[What to work on]: Return only the number of lines in the entries below that hold the word "memory".

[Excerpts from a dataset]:
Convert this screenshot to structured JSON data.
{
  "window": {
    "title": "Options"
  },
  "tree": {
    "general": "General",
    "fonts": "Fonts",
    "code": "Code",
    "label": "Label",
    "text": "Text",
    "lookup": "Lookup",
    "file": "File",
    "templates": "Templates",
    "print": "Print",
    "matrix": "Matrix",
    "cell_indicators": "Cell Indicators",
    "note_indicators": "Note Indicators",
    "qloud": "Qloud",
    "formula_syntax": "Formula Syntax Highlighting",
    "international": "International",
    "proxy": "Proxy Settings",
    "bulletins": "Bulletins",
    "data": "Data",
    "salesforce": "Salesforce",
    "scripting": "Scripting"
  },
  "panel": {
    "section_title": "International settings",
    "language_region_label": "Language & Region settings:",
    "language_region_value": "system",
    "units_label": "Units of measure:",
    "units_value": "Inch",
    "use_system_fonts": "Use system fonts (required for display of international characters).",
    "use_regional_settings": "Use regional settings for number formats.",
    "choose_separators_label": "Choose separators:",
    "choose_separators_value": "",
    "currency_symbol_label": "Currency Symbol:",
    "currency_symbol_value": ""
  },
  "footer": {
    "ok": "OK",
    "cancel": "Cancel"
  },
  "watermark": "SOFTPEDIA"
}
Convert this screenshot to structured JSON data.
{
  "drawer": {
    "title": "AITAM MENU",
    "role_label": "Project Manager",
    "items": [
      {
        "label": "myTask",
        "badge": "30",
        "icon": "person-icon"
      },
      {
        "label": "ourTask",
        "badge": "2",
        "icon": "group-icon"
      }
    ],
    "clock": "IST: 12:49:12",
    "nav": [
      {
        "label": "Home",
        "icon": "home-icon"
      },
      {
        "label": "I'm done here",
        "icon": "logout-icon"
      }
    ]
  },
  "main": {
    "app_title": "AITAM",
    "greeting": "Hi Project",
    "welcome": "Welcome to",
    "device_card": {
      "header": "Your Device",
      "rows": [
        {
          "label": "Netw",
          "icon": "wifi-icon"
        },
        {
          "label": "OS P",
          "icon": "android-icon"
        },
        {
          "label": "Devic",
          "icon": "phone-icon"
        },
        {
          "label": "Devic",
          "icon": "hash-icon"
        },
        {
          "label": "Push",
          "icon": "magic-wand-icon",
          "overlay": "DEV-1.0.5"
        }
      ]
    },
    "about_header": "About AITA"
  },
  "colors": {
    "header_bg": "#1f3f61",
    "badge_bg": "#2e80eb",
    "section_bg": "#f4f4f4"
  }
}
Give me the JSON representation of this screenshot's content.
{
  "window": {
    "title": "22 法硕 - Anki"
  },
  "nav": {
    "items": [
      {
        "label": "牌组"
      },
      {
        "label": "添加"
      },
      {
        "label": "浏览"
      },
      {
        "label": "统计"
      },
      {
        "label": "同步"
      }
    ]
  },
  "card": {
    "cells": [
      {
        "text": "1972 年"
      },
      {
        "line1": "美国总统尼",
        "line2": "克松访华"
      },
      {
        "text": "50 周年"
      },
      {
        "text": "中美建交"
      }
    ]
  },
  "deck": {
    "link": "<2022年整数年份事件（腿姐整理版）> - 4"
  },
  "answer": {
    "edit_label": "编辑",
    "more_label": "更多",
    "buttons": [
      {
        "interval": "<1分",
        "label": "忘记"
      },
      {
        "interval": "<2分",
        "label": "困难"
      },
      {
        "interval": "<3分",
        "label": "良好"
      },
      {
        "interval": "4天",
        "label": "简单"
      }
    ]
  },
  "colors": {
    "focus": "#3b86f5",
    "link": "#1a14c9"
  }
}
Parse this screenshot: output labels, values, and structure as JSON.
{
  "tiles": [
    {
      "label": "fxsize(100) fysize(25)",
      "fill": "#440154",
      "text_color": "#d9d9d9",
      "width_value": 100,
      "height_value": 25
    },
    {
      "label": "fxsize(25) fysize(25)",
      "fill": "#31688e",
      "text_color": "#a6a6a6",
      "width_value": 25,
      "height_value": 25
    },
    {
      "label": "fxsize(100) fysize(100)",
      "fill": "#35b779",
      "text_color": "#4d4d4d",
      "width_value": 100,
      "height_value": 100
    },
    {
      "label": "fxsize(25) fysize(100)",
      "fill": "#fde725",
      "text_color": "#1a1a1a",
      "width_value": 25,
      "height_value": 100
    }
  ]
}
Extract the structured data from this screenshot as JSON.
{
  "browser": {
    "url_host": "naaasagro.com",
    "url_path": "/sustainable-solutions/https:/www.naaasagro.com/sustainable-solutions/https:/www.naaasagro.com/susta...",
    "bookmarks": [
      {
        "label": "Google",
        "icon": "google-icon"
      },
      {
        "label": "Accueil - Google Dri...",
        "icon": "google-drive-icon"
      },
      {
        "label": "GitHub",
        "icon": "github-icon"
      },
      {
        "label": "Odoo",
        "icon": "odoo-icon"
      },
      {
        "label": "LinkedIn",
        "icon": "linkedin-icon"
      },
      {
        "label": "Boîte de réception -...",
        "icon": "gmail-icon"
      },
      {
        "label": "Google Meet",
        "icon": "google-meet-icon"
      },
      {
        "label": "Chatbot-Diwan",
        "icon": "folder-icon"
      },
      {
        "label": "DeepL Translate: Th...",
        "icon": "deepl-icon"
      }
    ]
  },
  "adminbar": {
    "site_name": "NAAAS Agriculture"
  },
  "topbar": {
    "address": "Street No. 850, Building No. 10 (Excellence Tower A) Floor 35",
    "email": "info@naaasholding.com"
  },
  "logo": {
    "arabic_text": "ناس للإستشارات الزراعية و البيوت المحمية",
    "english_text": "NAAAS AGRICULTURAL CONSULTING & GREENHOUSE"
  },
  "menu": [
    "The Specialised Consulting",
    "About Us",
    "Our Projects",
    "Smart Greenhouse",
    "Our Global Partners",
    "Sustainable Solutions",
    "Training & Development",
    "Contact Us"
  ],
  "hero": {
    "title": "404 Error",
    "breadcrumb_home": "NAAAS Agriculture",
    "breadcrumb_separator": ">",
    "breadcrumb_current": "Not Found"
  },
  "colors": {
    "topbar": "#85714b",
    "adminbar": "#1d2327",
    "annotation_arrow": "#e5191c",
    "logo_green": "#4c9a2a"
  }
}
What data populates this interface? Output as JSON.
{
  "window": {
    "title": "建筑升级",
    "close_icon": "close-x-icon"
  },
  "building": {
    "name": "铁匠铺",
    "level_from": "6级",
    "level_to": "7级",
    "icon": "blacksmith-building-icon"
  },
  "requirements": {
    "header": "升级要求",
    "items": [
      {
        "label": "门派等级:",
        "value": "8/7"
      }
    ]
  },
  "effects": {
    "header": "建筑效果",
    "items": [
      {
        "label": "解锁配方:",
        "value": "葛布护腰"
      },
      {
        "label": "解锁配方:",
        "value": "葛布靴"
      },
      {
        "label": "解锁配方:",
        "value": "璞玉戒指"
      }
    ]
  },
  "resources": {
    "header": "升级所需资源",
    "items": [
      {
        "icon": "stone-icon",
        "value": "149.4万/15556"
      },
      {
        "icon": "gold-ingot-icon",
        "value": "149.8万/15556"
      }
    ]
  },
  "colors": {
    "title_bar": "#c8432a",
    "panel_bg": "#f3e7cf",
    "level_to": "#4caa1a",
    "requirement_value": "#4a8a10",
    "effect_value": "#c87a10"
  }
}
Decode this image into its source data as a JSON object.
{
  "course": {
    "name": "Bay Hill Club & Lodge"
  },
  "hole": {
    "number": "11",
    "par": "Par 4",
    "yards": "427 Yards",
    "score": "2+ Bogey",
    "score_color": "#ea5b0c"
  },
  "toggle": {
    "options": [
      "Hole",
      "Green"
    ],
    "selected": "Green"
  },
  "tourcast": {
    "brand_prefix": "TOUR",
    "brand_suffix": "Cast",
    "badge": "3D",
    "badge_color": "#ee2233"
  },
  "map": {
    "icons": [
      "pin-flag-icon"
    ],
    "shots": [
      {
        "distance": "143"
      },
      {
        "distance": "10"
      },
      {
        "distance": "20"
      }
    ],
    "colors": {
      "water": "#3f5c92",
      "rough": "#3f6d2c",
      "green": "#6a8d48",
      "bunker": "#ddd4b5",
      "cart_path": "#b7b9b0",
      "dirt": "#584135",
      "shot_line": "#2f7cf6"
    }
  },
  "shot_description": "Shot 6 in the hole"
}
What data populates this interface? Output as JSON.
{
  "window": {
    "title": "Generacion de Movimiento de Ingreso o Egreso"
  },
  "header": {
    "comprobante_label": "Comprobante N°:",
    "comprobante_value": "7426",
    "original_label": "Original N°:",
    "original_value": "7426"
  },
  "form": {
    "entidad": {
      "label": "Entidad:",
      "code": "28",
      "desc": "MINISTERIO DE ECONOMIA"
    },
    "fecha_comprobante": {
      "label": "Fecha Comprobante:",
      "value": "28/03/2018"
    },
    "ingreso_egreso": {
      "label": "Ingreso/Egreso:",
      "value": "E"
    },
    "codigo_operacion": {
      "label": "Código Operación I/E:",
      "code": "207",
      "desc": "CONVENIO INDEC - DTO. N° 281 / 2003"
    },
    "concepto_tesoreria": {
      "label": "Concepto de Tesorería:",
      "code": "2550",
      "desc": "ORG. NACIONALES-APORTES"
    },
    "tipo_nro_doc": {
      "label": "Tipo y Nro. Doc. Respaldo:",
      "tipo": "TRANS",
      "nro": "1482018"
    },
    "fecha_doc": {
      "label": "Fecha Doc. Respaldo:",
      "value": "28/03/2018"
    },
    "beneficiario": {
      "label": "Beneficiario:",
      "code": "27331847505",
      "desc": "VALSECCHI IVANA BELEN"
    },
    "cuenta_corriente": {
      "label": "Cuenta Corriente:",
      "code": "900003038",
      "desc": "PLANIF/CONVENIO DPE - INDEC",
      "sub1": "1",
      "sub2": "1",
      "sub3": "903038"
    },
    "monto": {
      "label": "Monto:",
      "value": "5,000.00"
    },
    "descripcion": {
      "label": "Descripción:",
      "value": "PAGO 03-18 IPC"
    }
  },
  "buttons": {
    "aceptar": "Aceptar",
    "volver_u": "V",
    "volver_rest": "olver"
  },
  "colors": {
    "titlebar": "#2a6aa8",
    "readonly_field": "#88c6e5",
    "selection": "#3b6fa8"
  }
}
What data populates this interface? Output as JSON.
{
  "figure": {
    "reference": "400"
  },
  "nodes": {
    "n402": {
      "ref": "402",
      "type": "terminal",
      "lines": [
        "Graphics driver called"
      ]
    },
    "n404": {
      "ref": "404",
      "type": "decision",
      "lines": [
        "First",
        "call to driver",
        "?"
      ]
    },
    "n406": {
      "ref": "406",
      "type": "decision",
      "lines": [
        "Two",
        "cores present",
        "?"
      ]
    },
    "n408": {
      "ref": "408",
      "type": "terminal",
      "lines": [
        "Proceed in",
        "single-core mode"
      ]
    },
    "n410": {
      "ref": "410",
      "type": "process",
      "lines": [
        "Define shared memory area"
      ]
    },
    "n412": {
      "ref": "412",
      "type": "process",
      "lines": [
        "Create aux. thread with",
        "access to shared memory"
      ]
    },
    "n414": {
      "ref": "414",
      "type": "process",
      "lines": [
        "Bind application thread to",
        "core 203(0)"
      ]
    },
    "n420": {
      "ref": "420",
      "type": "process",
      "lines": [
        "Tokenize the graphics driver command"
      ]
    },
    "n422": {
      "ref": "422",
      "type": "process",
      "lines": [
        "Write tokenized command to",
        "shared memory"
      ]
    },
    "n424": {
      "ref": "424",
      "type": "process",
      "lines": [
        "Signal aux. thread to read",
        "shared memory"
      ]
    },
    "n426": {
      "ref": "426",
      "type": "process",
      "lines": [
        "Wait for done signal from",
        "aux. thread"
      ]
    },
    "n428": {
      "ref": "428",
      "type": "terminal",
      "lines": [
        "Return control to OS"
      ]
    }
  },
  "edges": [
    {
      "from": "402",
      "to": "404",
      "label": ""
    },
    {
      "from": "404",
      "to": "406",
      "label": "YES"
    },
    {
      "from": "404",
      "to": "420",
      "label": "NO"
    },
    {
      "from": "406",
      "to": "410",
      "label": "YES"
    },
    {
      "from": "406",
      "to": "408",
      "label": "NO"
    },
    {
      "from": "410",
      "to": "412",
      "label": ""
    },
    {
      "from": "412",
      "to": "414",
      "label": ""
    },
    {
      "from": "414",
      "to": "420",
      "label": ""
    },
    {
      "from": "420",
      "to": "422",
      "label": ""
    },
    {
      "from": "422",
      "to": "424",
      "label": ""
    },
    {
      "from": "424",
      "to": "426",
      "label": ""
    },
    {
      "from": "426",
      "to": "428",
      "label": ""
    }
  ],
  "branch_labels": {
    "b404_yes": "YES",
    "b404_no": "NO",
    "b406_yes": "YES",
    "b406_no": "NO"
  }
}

[Answer box]: 4